I once had a boss who informed me there was no such thing as company
politics. At the time, I decided that depended on whether you were the
person wielding power or influenced by it. In my career experience, I\’d
categorize self-serving antics, sabotaging behaviors, information
hoarding and artful manipulation under the heading of company politics.
I\’d throw in veiled threats, perpetuated mistruths, finger-pointing and
coercion. There\’s a long list of behaviors I\’ve personally experienced
or witnessed in the workplace under the politics label. And I\’m sure
you can add your own.

These negative work cultures are fraught with fear. Fear you\’ll step on
a career grenade, lose your job, be labeled a trouble-maker or
relegated to the non-promotable category. Fear you\’ll say the wrong
thing, fall into project quicksand, find no support or be kept out of
the loop. These soul-depleting cultures trample self-esteem, negate
initiative, encourage survival behavior and diminish motivation.

But in twenty years in management I\’ve learned something else about
company politics. It doesn\’t have to be a blood-sport. The politics
label can be assigned to assisting other departments, supporting
company initiatives, cooperating with those in charge, sharing
information, and helping others achieve results. You see, strategic
alignments, interdepartmental collaboration and volunteering for
additional work assignments are politics, too.

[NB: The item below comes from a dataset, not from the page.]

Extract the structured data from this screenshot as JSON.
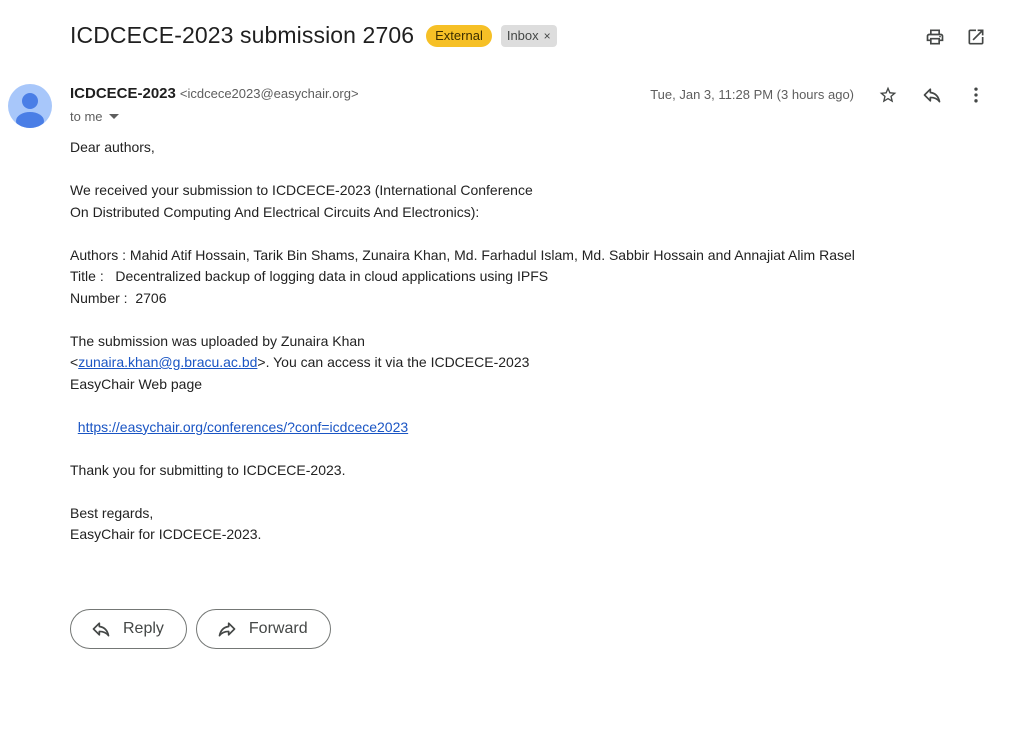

Politics can be served with a negative or a positive impact. Samuel B.
Bacharach, a Cornell University professor, puts it this way in Get Them
on Your Side: “Politics is simply the way we influence others to
achieve our goals. As long as those goals are positive, and not
achieved at the expense of others, the politics of getting them
accomplished is neither manipulative nor negative. Dictators may be
political, but saints might be, too.”

It\’s the intention behind an action that determines whether politics
creates fear or builds relationships. What\’s the motive? If politics is
a dirty word where you work, undermining results and reducing staff
engagement, consider your contribution to that culture.

You see, we have a choice how we use our power and influence. And don\’t
be naïve to think you don\’t have both. We all have power and influence
over people in our lives: staff, coworkers, family, bosses, children.
We can serve our brand of politics from well-intentioned thoughts or
manipulative self-interest. And each impacts differently.

People who are winning at working understand that politics are not
inherently good or bad. It\’s what\’s behind them that instills the fear
or creates the trust. How we serve our own politics at work is a direct
result of how we show up (in the deepest sense) as a person. Want to be
winning at working? Serve your politics with well-meaning intention.

Nan Russell has spent over twenty years in management, most recently with QVC as a Vice President. She has held leadership positions in Human Resource Development, Communication, Marketing and line Management. Nan has a B.A. from Stanford University and M.A. from the University of Michigan. Currently working on her first book, Winning at Working: 10 Lessons Shared, Nan is a writer, columnist, and speaker. Her career insights column, Winning at Working (www.winningatworking.com ) regularly appears on over eighty websites; and her life-reflections column, In the Scheme of Things (www.intheschemeofthings.com) is published in six states and Canada. Her work has been selected to appear in several anthologies. To sign up for Nan's free eColumn(s), or read more about Nan or her work, visit: www.nanrussell.com.